First and foremost, directory technology needs to efficiently support the hierarchal nature of the data. There should also be support for schema extensibility and evolution. Directories should also be scalable. None of these questions (save perhaps scalability) are central to LDAP. Directory services have been driven by the access protocol for those directories, putting the proverbial cart before the horse.


With a more flexible framework around the directory and driving directory development, the channel is clear for robust directory applications. For example, XPath can be used to address parts of an XML document and provides the mechanism needed to support hierarchical directory paths.


Why XML Directories?


Directory Services Markup Language (DSML) is a markup language for representing directory services in XML. DSML is a key enabler for the next stage of flexible and robust directory applications. DSML is being established as an open standard, so that developers and vendors will be able to adopt it into their systems. Two questions remain for DSML:

§         Are there clear reasons DSML is superior to LDAP for directories?

§         Even if DSML is a superior option, is LDAP too entrenched?


By now, the answer to the first question should be clear. DSML, as a flavor of XML, benefits from the both the nature XML’s flexibility and the plethora of available tools. On the flexibility side, DSML directories can evolve and change and grow without impacting significantly impacting dependent applications. Likewise, applications can maintain broad applicability because they accept a flexible input set.


In terms of tools, there’s no question that developing using a ubiquitous standard such as XML has clear benefits. There are myriad tools to choose from, at all levels of deployment, for XML application developers. There are XML libraries available for every significant platform and language. Because the tools are designed for such much larger, more general set of developers, XML is naturally better supported than LDAP.


The second question still remains; is LDAP too entrenched? A quick look at the founding partners of the DSML initiative includes the major directory product vendors. Sun, Novell, IBM, Oracle, and Microsoft are among that founding group, which now includes more than 25 members [http://www.dsml.org/participants.html].


With strong backers clearly in place, the final question concerns existing installations of LDAP directories. Will they continue to hobble future developments because of the cost of abandoning or reengineering them? It is doubtful that even the installed base of LDAP servers can ebb the tide of DSML. Already there are wrappers to transform LDAP sources into DSML servers. One example can be found at [http://www.dsmltools.org/].




XML is a proven technology that has been used successfully at all tiers of the business application hierarchy. Likewise, directory services have been important component in many applications. Current directory components consist are frequently LDAP servers, which are not XML-enabled.


DSML bridges the gap between directory services and XML applications in a clean, robust way. DSML for directories, as an alternative to LDAP, enables a new level of application flexibility and allows mature XML tools and practices to add to the value of directory components.
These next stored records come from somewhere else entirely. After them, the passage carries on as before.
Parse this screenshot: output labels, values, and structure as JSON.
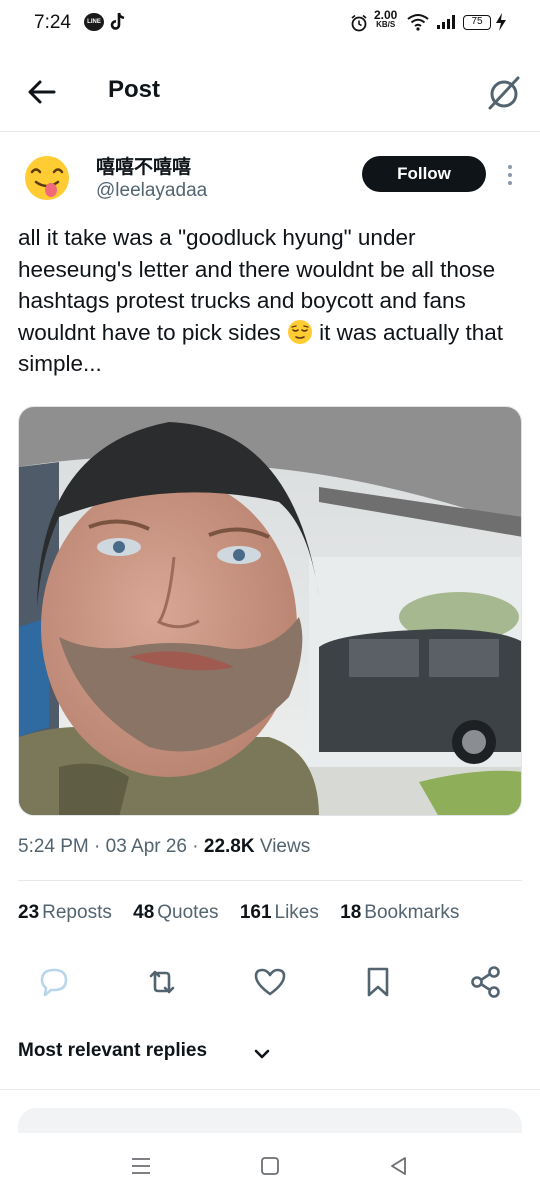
{
  "status_bar": {
    "time": "7:24",
    "app_icon_1": "LINE",
    "net_speed_value": "2.00",
    "net_speed_unit": "KB/S",
    "battery": "75"
  },
  "header": {
    "title": "Post",
    "back_icon": "arrow-left-icon",
    "grok_icon": "grok-icon"
  },
  "author": {
    "display_name": "嘻嘻不嘻嘻",
    "handle": "@leelayadaa",
    "follow_label": "Follow"
  },
  "tweet": {
    "text_part1": "all it take was a \"goodluck hyung\" under heeseung's letter and there wouldnt be all those hashtags protest trucks and boycott and fans wouldnt have to pick sides",
    "text_part2": " it was actually that simple...",
    "emoji": "relieved-face-emoji"
  },
  "meta": {
    "time": "5:24 PM",
    "sep1": " · ",
    "date": "03 Apr 26",
    "sep2": " · ",
    "views_count": "22.8K",
    "views_label": " Views"
  },
  "stats": [
    {
      "count": "23",
      "label": "Reposts"
    },
    {
      "count": "48",
      "label": "Quotes"
    },
    {
      "count": "161",
      "label": "Likes"
    },
    {
      "count": "18",
      "label": "Bookmarks"
    }
  ],
  "actions": [
    "reply-icon",
    "repost-icon",
    "like-icon",
    "bookmark-icon",
    "share-icon"
  ],
  "replies": {
    "sort_label": "Most relevant replies"
  },
  "colors": {
    "text_primary": "#0f1419",
    "text_secondary": "#536471",
    "divider": "#e6e8ea",
    "follow_bg": "#0f1419",
    "reply_icon": "#b8d6ea",
    "action_icon": "#536471"
  }
}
The coupling of directories and XML imposes new requirements for storage and retrieval of data.  This coupling clears the way for new types of applications that will demand larger data volumes with better performance and scalability.  Today, LDAP directories thrive with fixed, pre-defined schema.  The use of XML will force directories to deal with the non-trivial issues of schema evolution and change.  All of this suggests that there is a need for new technologies to supportdirectory/hierarchical/XML based data structures.


In the next article we will approach these issues by discussing and comparing some of the existing index technologies with some of the new approaches to index structured and semi-structured data.